» **WHAT IS EXPECTED**
All of the data below must be repeated exactly.

» **DATA FOR PROCESSING**
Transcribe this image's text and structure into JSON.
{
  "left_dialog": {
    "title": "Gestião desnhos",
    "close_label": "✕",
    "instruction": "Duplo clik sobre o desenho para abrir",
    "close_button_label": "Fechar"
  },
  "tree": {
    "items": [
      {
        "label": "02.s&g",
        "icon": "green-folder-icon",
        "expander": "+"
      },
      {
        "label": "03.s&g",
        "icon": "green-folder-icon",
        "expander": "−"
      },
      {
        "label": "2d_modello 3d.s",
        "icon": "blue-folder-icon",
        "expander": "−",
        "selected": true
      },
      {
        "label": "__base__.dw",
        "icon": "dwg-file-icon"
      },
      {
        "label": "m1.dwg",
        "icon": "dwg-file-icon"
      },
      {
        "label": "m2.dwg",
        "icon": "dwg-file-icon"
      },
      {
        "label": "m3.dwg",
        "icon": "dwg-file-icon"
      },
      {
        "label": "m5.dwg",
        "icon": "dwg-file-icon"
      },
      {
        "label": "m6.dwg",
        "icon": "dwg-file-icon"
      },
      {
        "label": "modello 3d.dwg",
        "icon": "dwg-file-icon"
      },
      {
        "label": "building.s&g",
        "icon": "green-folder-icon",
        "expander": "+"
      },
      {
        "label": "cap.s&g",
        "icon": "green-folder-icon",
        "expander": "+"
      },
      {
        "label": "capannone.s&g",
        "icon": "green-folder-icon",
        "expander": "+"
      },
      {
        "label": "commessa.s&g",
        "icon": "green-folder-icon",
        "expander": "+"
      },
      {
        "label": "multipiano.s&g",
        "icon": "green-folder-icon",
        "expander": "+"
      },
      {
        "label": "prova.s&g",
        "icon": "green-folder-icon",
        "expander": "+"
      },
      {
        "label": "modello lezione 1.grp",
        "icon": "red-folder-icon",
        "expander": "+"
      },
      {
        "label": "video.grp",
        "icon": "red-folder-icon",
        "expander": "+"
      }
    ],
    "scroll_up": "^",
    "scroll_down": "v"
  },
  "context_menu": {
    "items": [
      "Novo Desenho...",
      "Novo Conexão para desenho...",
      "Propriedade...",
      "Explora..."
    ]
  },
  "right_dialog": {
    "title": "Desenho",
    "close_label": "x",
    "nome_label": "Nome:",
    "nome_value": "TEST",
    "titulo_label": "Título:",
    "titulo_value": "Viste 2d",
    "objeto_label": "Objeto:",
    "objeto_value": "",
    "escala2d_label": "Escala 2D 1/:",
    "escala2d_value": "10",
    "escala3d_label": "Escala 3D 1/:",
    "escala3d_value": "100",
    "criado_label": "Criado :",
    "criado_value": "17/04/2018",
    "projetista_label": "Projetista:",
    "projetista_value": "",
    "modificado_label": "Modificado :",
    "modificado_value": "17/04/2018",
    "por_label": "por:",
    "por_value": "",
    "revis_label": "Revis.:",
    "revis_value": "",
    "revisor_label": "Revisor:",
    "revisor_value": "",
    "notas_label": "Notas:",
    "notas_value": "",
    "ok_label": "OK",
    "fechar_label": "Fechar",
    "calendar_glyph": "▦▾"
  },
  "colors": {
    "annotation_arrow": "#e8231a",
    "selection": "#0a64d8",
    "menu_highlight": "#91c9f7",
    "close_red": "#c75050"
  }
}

» **PROBLEM SOLUTION**
Transcribe this image's text and structure into JSON.
{
  "left_dialog": {
    "title": "Gestião desnhos",
    "close_label": "✕",
    "instruction": "Duplo clik sobre o desenho para abrir",
    "close_button_label": "Fechar"
  },
  "tree": {
    "items": [
      {
        "label": "02.s&g",
        "icon": "green-folder-icon",
        "expander": "+"
      },
      {
        "label": "03.s&g",
        "icon": "green-folder-icon",
        "expander": "−"
      },
      {
        "label": "2d_modello 3d.s",
        "icon": "blue-folder-icon",
        "expander": "−",
        "selected": true
      },
      {
        "label": "__base__.dw",
        "icon": "dwg-file-icon"
      },
      {
        "label": "m1.dwg",
        "icon": "dwg-file-icon"
      },
      {
        "label": "m2.dwg",
        "icon": "dwg-file-icon"
      },
      {
        "label": "m3.dwg",
        "icon": "dwg-file-icon"
      },
      {
        "label": "m5.dwg",
        "icon": "dwg-file-icon"
      },
      {
        "label": "m6.dwg",
        "icon": "dwg-file-icon"
      },
      {
        "label": "modello 3d.dwg",
        "icon": "dwg-file-icon"
      },
      {
        "label": "building.s&g",
        "icon": "green-folder-icon",
        "expander": "+"
      },
      {
        "label": "cap.s&g",
        "icon": "green-folder-icon",
        "expander": "+"
      },
      {
        "label": "capannone.s&g",
        "icon": "green-folder-icon",
        "expander": "+"
      },
      {
        "label": "commessa.s&g",
        "icon": "green-folder-icon",
        "expander": "+"
      },
      {
        "label": "multipiano.s&g",
        "icon": "green-folder-icon",
        "expander": "+"
      },
      {
        "label": "prova.s&g",
        "icon": "green-folder-icon",
        "expander": "+"
      },
      {
        "label": "modello lezione 1.grp",
        "icon": "red-folder-icon",
        "expander": "+"
      },
      {
        "label": "video.grp",
        "icon": "red-folder-icon",
        "expander": "+"
      }
    ],
    "scroll_up": "^",
    "scroll_down": "v"
  },
  "context_menu": {
    "items": [
      "Novo Desenho...",
      "Novo Conexão para desenho...",
      "Propriedade...",
      "Explora..."
    ]
  },
  "right_dialog": {
    "title": "Desenho",
    "close_label": "x",
    "nome_label": "Nome:",
    "nome_value": "TEST",
    "titulo_label": "Título:",
    "titulo_value": "Viste 2d",
    "objeto_label": "Objeto:",
    "objeto_value": "",
    "escala2d_label": "Escala 2D 1/:",
    "escala2d_value": "10",
    "escala3d_label": "Escala 3D 1/:",
    "escala3d_value": "100",
    "criado_label": "Criado :",
    "criado_value": "17/04/2018",
    "projetista_label": "Projetista:",
    "projetista_value": "",
    "modificado_label": "Modificado :",
    "modificado_value": "17/04/2018",
    "por_label": "por:",
    "por_value": "",
    "revis_label": "Revis.:",
    "revis_value": "",
    "revisor_label": "Revisor:",
    "revisor_value": "",
    "notas_label": "Notas:",
    "notas_value": "",
    "ok_label": "OK",
    "fechar_label": "Fechar",
    "calendar_glyph": "▦▾"
  },
  "colors": {
    "annotation_arrow": "#e8231a",
    "selection": "#0a64d8",
    "menu_highlight": "#91c9f7",
    "close_red": "#c75050"
  }
}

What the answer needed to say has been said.